Romo is ranked ninth in the system by as a 45 FV player, with plus grades on the arm and defense:

When healthy, the switch-hitter has shown the ability to make consistent hard contact. He was better from the right side of the plate in 2022, and while he did improve his walk rate a bit, he’s still a free swinger who could tap into his power more with better selectivity. His 2022 production plummeted in the second half, with a .502 OPS and a 24.8 strikeout rate from July 1 on, something he can show was caused by the injury and not regression of approach.

If he can get back in rhythm at the plate, he profiles as a big league regular backstop thanks to his outstanding defensive tools. He has a plus arm and moves well behind the plate with plus athleticism and agility as someone who runs well, especially for a catcher. The Rockies are excited to have him back healthy so he can continue to show he belongs in conversations about the best catching prospects in the game.

Romo just missed the top 100 list of Law in February and was ranked sixth in the system:

Romo was the Rockies’ second pick in the 2020 draft, an elite defensive catcher for a high schooler who had big questions around his bat, but he’s hit extremely well in pro ball, to the point that he might end up a top-5 catcher in baseball at his peak. He has a short swing with good feel for the barrel, showing enough power to project to average when he fills out, maybe 12-18 homers a year.


He’s a superb receiver and framer who’s advanced already as a game-caller and has a plus arm, to the point where his glove will be major-league ready before his bat. He’s already enough of a contact hitter, even when young for his levels, with enough strength projection that I think he could end up a .300 hitter with double-digit homers and significant defensive value to boot.
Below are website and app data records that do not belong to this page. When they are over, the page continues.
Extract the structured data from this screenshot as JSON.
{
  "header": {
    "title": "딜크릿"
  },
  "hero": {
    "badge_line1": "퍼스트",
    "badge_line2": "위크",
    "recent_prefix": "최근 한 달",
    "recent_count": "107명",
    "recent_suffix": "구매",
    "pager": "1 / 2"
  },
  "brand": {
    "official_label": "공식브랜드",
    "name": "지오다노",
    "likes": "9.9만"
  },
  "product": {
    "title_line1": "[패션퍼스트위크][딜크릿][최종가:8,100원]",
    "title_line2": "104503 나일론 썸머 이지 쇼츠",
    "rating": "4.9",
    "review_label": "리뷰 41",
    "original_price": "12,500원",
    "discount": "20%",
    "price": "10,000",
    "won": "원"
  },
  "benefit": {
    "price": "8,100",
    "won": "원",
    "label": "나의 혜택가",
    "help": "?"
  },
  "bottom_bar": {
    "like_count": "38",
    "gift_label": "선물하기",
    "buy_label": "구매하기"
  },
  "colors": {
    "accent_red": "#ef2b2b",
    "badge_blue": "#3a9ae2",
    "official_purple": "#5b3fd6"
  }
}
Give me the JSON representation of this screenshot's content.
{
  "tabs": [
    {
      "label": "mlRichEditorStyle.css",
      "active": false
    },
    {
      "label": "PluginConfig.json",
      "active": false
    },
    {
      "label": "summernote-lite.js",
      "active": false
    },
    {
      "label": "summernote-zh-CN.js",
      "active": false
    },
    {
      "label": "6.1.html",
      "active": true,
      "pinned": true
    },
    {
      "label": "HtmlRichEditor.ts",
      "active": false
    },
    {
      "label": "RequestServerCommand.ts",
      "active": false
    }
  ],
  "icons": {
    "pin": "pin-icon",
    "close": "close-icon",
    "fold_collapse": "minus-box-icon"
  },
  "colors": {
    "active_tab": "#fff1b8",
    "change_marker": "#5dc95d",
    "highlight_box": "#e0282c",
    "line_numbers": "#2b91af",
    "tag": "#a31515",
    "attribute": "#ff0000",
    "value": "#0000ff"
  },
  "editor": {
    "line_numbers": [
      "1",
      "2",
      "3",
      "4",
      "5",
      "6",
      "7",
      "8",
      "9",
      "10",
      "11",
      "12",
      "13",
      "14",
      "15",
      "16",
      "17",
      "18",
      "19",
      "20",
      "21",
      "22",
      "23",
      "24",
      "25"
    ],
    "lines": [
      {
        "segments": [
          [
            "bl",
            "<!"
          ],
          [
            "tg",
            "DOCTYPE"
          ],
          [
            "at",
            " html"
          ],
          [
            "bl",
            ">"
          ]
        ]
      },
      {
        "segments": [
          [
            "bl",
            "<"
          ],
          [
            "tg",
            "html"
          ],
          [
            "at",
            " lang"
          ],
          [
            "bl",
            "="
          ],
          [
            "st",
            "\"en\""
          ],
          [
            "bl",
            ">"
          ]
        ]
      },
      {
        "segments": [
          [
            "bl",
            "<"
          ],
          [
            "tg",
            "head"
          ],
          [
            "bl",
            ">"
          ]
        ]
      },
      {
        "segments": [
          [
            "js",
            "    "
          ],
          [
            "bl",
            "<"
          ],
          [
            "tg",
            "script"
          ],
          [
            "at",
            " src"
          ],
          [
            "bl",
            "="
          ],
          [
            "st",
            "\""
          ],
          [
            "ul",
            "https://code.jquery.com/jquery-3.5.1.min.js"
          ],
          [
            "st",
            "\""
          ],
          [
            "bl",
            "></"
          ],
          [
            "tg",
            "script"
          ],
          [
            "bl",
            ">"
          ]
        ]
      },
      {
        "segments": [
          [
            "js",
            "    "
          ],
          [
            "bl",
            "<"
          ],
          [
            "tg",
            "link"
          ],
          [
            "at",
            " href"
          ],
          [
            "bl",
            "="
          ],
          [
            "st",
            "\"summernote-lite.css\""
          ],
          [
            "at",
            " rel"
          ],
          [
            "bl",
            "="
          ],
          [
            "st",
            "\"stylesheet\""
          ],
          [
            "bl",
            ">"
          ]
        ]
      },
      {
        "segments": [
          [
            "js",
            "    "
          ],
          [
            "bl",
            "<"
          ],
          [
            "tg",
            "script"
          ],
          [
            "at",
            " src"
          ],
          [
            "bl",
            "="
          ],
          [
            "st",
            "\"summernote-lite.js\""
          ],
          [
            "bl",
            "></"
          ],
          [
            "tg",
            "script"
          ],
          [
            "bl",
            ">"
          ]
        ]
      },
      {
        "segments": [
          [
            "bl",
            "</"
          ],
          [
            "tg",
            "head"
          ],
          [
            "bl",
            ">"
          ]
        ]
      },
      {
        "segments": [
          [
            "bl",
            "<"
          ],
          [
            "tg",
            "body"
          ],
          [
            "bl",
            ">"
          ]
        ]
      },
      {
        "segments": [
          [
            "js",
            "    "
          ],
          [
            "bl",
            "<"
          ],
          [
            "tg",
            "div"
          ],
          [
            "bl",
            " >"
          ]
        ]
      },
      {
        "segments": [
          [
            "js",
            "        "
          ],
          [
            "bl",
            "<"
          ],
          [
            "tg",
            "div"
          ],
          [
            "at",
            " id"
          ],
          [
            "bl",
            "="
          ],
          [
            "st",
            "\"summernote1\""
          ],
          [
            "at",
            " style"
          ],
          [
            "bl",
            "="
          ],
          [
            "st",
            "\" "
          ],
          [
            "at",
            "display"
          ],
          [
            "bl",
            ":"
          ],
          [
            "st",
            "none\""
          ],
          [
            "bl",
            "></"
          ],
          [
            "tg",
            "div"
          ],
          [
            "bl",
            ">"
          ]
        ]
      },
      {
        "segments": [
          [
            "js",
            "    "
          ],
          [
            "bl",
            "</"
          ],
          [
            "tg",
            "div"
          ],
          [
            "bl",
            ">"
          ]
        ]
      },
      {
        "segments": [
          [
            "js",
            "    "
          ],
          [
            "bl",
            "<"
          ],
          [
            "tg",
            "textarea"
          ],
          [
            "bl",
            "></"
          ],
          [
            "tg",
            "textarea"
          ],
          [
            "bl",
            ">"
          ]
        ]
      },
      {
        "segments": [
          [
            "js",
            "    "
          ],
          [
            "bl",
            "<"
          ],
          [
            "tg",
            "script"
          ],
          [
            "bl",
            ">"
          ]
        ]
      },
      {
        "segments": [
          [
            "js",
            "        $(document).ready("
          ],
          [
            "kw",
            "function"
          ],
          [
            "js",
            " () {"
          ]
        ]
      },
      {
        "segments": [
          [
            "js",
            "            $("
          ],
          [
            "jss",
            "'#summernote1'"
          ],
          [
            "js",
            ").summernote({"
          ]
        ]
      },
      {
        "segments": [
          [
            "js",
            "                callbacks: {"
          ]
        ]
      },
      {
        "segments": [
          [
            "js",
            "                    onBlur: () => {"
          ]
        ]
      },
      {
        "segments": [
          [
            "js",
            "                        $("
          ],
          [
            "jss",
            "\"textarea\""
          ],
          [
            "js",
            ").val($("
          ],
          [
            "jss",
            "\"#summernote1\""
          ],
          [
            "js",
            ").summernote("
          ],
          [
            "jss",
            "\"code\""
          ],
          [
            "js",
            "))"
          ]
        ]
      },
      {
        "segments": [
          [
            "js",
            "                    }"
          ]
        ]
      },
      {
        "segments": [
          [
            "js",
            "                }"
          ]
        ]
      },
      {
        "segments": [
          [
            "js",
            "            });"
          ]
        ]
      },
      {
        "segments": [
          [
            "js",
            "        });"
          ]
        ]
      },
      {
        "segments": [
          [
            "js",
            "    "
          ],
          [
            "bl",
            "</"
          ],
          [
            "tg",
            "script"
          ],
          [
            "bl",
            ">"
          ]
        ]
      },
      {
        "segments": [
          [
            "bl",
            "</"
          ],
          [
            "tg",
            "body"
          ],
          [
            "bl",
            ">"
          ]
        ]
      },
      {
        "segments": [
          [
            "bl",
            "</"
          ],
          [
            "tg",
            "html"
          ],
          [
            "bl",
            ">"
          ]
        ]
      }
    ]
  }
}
Kiley McDaniel of slotted Romo fourth in the system in February as a 50 FV player, ranking him 128th overall:

Romo was universally seen as a plus defender with a plus arm and some power potential at the plate when he went No. 35 in the 2020 draft. He has been better than expected as a hitter, but his in-game power has been well below average and that will dictate if he’s a low-end regular or potential All-Star.

Romo was fourth on Baseball Prospectus’ system ranking in November 2022 as a 55 OFP player:

Romo’s glove still rates as well-above-average, garnering at least plus marks for both blocking and framing. At the plate, he makes good swing decisions, but a wide base cuts off much of his above-average raw power, and a contact-oriented stroke leaves him with exit velocities far off what you’d like at this point. There’s more to unlock at the plate, and the defense will likely get him to the majors one way or the other, but Romo’s 2022 is a reminder once again, that catching prospects are weird.

Romo is a prep catching prospect who struggled after a level jump. He hasn’t worked close to a standard 100-game workload behind the plate yet, and while you could project both offensive tools at average-or-better, there’s a lot of variance there as he moves up the ladder and spends more time decked out in the tools of ignorance.

When’s he going to get to the Rockies and how good will he be once he’s there?

The riskiness of the profile tends to temper enthusiasm about Romo, but the defensive ability is good enough and the floor for a MLB catcher that provides value is so low that I think a player with Romo’s defensive tools and offensive profile is a very likely switch-hitting big league regular with an above average ceiling. The defense evaluations backing up a bit led me to drop Romo to the top of my 45 FV tier, eighth on my list, but I am still a believer in his ability to become that catcher of the future for the Rockies.

★ ★ ★

Tomorrow, it’s time to enter the top five of the mid-season 2023 PuRPs list!